▸ **Instructions to follow**
Take each line of the material that includes "background" and copy it.

▸ **Task data**
━━━━━━━━━━━━━━━━━━━━━━━━━━━━━━
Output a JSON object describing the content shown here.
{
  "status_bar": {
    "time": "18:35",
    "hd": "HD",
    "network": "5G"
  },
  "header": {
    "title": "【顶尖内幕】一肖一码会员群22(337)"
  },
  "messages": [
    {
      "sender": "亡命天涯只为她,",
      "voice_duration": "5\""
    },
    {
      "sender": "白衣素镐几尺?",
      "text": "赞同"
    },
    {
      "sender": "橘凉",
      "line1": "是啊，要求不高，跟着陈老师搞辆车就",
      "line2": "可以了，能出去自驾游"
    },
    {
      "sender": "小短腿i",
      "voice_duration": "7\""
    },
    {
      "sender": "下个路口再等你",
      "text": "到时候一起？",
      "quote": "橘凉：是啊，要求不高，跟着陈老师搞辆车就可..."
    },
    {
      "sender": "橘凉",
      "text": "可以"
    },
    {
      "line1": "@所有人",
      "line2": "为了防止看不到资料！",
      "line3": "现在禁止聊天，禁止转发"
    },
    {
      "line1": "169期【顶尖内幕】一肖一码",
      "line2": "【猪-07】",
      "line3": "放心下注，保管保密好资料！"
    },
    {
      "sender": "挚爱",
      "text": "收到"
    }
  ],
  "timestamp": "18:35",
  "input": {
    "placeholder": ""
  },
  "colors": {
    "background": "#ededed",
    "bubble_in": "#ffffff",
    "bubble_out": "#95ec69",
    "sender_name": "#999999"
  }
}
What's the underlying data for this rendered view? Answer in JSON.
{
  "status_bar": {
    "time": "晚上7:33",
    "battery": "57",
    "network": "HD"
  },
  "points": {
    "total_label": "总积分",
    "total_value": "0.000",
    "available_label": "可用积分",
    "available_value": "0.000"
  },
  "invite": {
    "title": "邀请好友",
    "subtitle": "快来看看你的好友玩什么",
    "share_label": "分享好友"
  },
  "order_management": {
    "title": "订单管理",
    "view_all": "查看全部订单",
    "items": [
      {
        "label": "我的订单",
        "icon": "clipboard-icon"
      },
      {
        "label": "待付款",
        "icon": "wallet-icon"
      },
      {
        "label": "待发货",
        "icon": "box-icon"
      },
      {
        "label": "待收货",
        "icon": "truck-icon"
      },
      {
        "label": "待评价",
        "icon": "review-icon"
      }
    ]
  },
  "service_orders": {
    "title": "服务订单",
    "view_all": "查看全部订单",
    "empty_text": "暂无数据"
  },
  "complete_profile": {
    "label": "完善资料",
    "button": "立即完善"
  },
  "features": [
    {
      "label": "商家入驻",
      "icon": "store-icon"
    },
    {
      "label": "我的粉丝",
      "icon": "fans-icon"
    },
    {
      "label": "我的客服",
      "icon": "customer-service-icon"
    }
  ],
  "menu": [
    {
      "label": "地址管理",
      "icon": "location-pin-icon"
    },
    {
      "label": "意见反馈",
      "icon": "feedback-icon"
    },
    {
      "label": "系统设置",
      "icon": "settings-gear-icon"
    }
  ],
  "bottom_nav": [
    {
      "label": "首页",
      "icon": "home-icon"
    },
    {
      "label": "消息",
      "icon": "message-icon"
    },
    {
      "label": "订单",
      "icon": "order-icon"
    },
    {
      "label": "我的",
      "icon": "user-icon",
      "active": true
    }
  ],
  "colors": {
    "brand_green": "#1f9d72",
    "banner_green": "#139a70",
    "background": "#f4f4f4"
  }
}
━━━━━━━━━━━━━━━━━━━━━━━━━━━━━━
▸ **Problem solution**
    "background": "#ededed",
    "background": "#f4f4f4"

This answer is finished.